• Instructions to follow
Every line of the data below must be output exactly, with images left out.

• Data
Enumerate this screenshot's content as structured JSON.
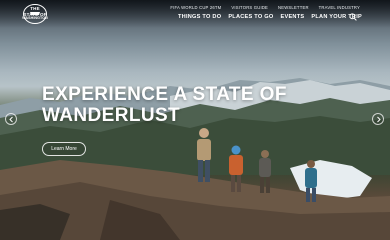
{
  "brand": {
    "logo_line1": "THE STATE OF",
    "logo_line2": "WASHINGTON"
  },
  "utility_nav": [
    {
      "label": "FIFA WORLD CUP 26TM"
    },
    {
      "label": "VISITORS GUIDE"
    },
    {
      "label": "NEWSLETTER"
    },
    {
      "label": "TRAVEL INDUSTRY"
    }
  ],
  "main_nav": [
    {
      "label": "THINGS TO DO"
    },
    {
      "label": "PLACES TO GO"
    },
    {
      "label": "EVENTS"
    },
    {
      "label": "PLAN YOUR TRIP"
    }
  ],
  "hero": {
    "headline_line1": "EXPERIENCE A STATE OF",
    "headline_line2": "WANDERLUST",
    "cta_label": "Learn More"
  },
  "icons": {
    "search": "search-icon",
    "prev": "chevron-left-icon",
    "next": "chevron-right-icon"
  }
}
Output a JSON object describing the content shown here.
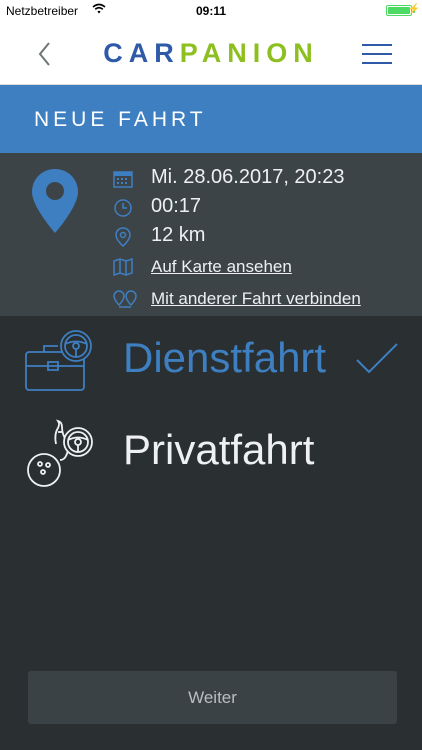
{
  "status_bar": {
    "carrier": "Netzbetreiber",
    "time": "09:11"
  },
  "nav": {
    "brand_car": "CAR",
    "brand_panion": "PANION"
  },
  "title": "NEUE FAHRT",
  "trip": {
    "datetime": "Mi. 28.06.2017, 20:23",
    "duration": "00:17",
    "distance": "12 km",
    "map_link": "Auf Karte ansehen",
    "connect_link": "Mit anderer Fahrt verbinden"
  },
  "options": [
    {
      "label": "Dienstfahrt",
      "icon": "briefcase-wheel-icon",
      "selected": true
    },
    {
      "label": "Privatfahrt",
      "icon": "bowling-wheel-icon",
      "selected": false
    }
  ],
  "next_button": "Weiter",
  "colors": {
    "accent": "#3e7fc1",
    "brand_blue": "#2e5aa8",
    "brand_green": "#8cbf1f",
    "background": "#2a2f32",
    "summary_bg": "#3c4448",
    "battery": "#4cd964"
  }
}
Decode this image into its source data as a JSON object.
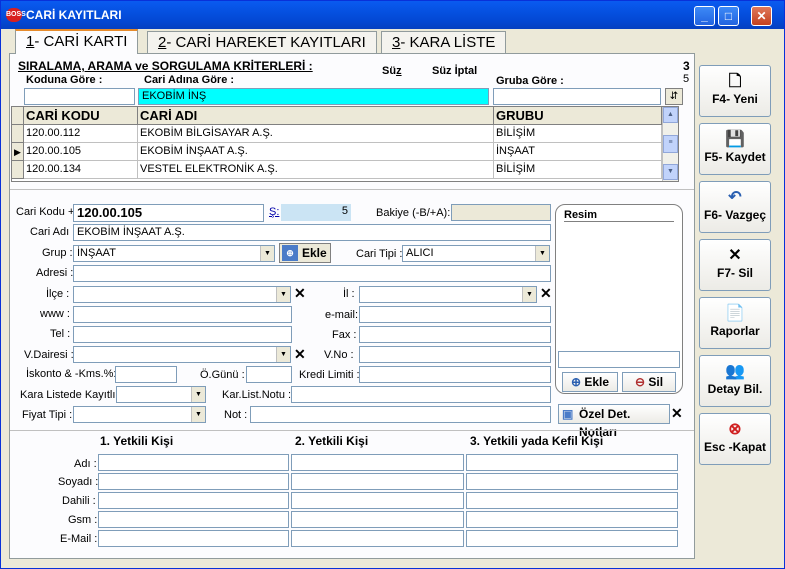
{
  "window": {
    "title": "CARİ KAYITLARI",
    "icon_text": "BOSS"
  },
  "tabs": [
    {
      "num": "1",
      "label": "- CARİ KARTI"
    },
    {
      "num": "2",
      "label": "- CARİ HAREKET KAYITLARI"
    },
    {
      "num": "3",
      "label": "- KARA LİSTE"
    }
  ],
  "search": {
    "section_title": "SIRALAMA, ARAMA ve SORGULAMA KRİTERLERİ :",
    "code_label": "Koduna Göre :",
    "name_label": "Cari Adına Göre :",
    "filter_label": "Süz",
    "filter_cancel_label": "Süz İptal",
    "group_label": "Gruba Göre :",
    "count_top": "3",
    "count_bottom": "5",
    "code_value": "",
    "name_value": "EKOBİM İNŞ",
    "group_value": ""
  },
  "grid": {
    "columns": [
      "CARİ KODU",
      "CARİ ADI",
      "GRUBU"
    ],
    "rows": [
      {
        "code": "120.00.112",
        "name": "EKOBİM BİLGİSAYAR A.Ş.",
        "group": "BİLİŞİM",
        "current": ""
      },
      {
        "code": "120.00.105",
        "name": "EKOBİM İNŞAAT A.Ş.",
        "group": "İNŞAAT",
        "current": "▶"
      },
      {
        "code": "120.00.134",
        "name": "VESTEL ELEKTRONİK A.Ş.",
        "group": "BİLİŞİM",
        "current": ""
      }
    ]
  },
  "form": {
    "cari_kodu_label": "Cari Kodu +",
    "cari_kodu": "120.00.105",
    "s_label": "Ş:",
    "s_value": "5",
    "bakiye_label": "Bakiye (-B/+A):",
    "bakiye": "",
    "cari_adi_label": "Cari Adı :",
    "cari_adi": "EKOBİM İNŞAAT A.Ş.",
    "grup_label": "Grup :",
    "grup": "İNŞAAT",
    "ekle_label": "Ekle",
    "cari_tipi_label": "Cari Tipi :",
    "cari_tipi": "ALICI",
    "adres_label": "Adresi :",
    "ilce_label": "İlçe :",
    "il_label": "İl :",
    "www_label": "www :",
    "email_label": "e-mail:",
    "tel_label": "Tel :",
    "fax_label": "Fax :",
    "vdairesi_label": "V.Dairesi :",
    "vno_label": "V.No :",
    "iskonto_label": "İskonto & -Kms.%:",
    "ogunu_label": "Ö.Günü :",
    "kredi_label": "Kredi Limiti :",
    "kara_liste_label": "Kara Listede Kayıtlı :",
    "kar_list_notu_label": "Kar.List.Notu :",
    "fiyat_tipi_label": "Fiyat Tipi :",
    "not_label": "Not :"
  },
  "resim": {
    "title": "Resim",
    "ekle": "Ekle",
    "sil": "Sil"
  },
  "ozel_det": "Özel Det. Notları",
  "yetkili": {
    "headers": [
      "1. Yetkili Kişi",
      "2. Yetkili Kişi",
      "3. Yetkili yada Kefil Kişi"
    ],
    "rows": [
      "Adı :",
      "Soyadı :",
      "Dahili :",
      "Gsm :",
      "E-Mail :"
    ]
  },
  "actions": [
    {
      "label": "F4- Yeni",
      "icon": "new-document-icon",
      "glyph": "🗋"
    },
    {
      "label": "F5- Kaydet",
      "icon": "save-icon",
      "glyph": "💾"
    },
    {
      "label": "F6- Vazgeç",
      "icon": "undo-icon",
      "glyph": "↶"
    },
    {
      "label": "F7- Sil",
      "icon": "delete-x-icon",
      "glyph": "✕"
    },
    {
      "label": "Raporlar",
      "icon": "report-icon",
      "glyph": "📄"
    },
    {
      "label": "Detay Bil.",
      "icon": "detail-info-icon",
      "glyph": "👥"
    },
    {
      "label": "Esc -Kapat",
      "icon": "close-circle-icon",
      "glyph": "⊗"
    }
  ]
}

• Exercise result
Enumerate this screenshot's content as structured JSON.
{
  "brand": {
    "logo_line1": "THE STATE OF",
    "logo_line2": "WASHINGTON"
  },
  "utility_nav": [
    {
      "label": "FIFA WORLD CUP 26TM"
    },
    {
      "label": "VISITORS GUIDE"
    },
    {
      "label": "NEWSLETTER"
    },
    {
      "label": "TRAVEL INDUSTRY"
    }
  ],
  "main_nav": [
    {
      "label": "THINGS TO DO"
    },
    {
      "label": "PLACES TO GO"
    },
    {
      "label": "EVENTS"
    },
    {
      "label": "PLAN YOUR TRIP"
    }
  ],
  "hero": {
    "headline_line1": "EXPERIENCE A STATE OF",
    "headline_line2": "WANDERLUST",
    "cta_label": "Learn More"
  },
  "icons": {
    "search": "search-icon",
    "prev": "chevron-left-icon",
    "next": "chevron-right-icon"
  }
}
Output a JSON object describing the content shown here.
{
  "status_bar": {
    "carrier": "Netzbetreiber",
    "time": "09:11"
  },
  "nav": {
    "brand_car": "CAR",
    "brand_panion": "PANION"
  },
  "title": "NEUE FAHRT",
  "trip": {
    "datetime": "Mi. 28.06.2017, 20:23",
    "duration": "00:17",
    "distance": "12 km",
    "map_link": "Auf Karte ansehen",
    "connect_link": "Mit anderer Fahrt verbinden"
  },
  "options": [
    {
      "label": "Dienstfahrt",
      "icon": "briefcase-wheel-icon",
      "selected": true
    },
    {
      "label": "Privatfahrt",
      "icon": "bowling-wheel-icon",
      "selected": false
    }
  ],
  "next_button": "Weiter",
  "colors": {
    "accent": "#3e7fc1",
    "brand_blue": "#2e5aa8",
    "brand_green": "#8cbf1f",
    "background": "#2a2f32",
    "summary_bg": "#3c4448",
    "battery": "#4cd964"
  }
}
Decode this image into its source data as a JSON object.
{
  "window": {
    "title": "CARİ KAYITLARI",
    "icon_text": "BOSS"
  },
  "tabs": [
    {
      "num": "1",
      "label": "- CARİ KARTI"
    },
    {
      "num": "2",
      "label": "- CARİ HAREKET KAYITLARI"
    },
    {
      "num": "3",
      "label": "- KARA LİSTE"
    }
  ],
  "search": {
    "section_title": "SIRALAMA, ARAMA ve SORGULAMA KRİTERLERİ :",
    "code_label": "Koduna Göre :",
    "name_label": "Cari Adına Göre :",
    "filter_label": "Süz",
    "filter_cancel_label": "Süz İptal",
    "group_label": "Gruba Göre :",
    "count_top": "3",
    "count_bottom": "5",
    "code_value": "",
    "name_value": "EKOBİM İNŞ",
    "group_value": ""
  },
  "grid": {
    "columns": [
      "CARİ KODU",
      "CARİ ADI",
      "GRUBU"
    ],
    "rows": [
      {
        "code": "120.00.112",
        "name": "EKOBİM BİLGİSAYAR A.Ş.",
        "group": "BİLİŞİM",
        "current": ""
      },
      {
        "code": "120.00.105",
        "name": "EKOBİM İNŞAAT A.Ş.",
        "group": "İNŞAAT",
        "current": "▶"
      },
      {
        "code": "120.00.134",
        "name": "VESTEL ELEKTRONİK A.Ş.",
        "group": "BİLİŞİM",
        "current": ""
      }
    ]
  },
  "form": {
    "cari_kodu_label": "Cari Kodu +",
    "cari_kodu": "120.00.105",
    "s_label": "Ş:",
    "s_value": "5",
    "bakiye_label": "Bakiye (-B/+A):",
    "bakiye": "",
    "cari_adi_label": "Cari Adı :",
    "cari_adi": "EKOBİM İNŞAAT A.Ş.",
    "grup_label": "Grup :",
    "grup": "İNŞAAT",
    "ekle_label": "Ekle",
    "cari_tipi_label": "Cari Tipi :",
    "cari_tipi": "ALICI",
    "adres_label": "Adresi :",
    "ilce_label": "İlçe :",
    "il_label": "İl :",
    "www_label": "www :",
    "email_label": "e-mail:",
    "tel_label": "Tel :",
    "fax_label": "Fax :",
    "vdairesi_label": "V.Dairesi :",
    "vno_label": "V.No :",
    "iskonto_label": "İskonto & -Kms.%:",
    "ogunu_label": "Ö.Günü :",
    "kredi_label": "Kredi Limiti :",
    "kara_liste_label": "Kara Listede Kayıtlı :",
    "kar_list_notu_label": "Kar.List.Notu :",
    "fiyat_tipi_label": "Fiyat Tipi :",
    "not_label": "Not :"
  },
  "resim": {
    "title": "Resim",
    "ekle": "Ekle",
    "sil": "Sil"
  },
  "ozel_det": "Özel Det. Notları",
  "yetkili": {
    "headers": [
      "1. Yetkili Kişi",
      "2. Yetkili Kişi",
      "3. Yetkili yada Kefil Kişi"
    ],
    "rows": [
      "Adı :",
      "Soyadı :",
      "Dahili :",
      "Gsm :",
      "E-Mail :"
    ]
  },
  "actions": [
    {
      "label": "F4- Yeni",
      "icon": "new-document-icon",
      "glyph": "🗋"
    },
    {
      "label": "F5- Kaydet",
      "icon": "save-icon",
      "glyph": "💾"
    },
    {
      "label": "F6- Vazgeç",
      "icon": "undo-icon",
      "glyph": "↶"
    },
    {
      "label": "F7- Sil",
      "icon": "delete-x-icon",
      "glyph": "✕"
    },
    {
      "label": "Raporlar",
      "icon": "report-icon",
      "glyph": "📄"
    },
    {
      "label": "Detay Bil.",
      "icon": "detail-info-icon",
      "glyph": "👥"
    },
    {
      "label": "Esc -Kapat",
      "icon": "close-circle-icon",
      "glyph": "⊗"
    }
  ]
}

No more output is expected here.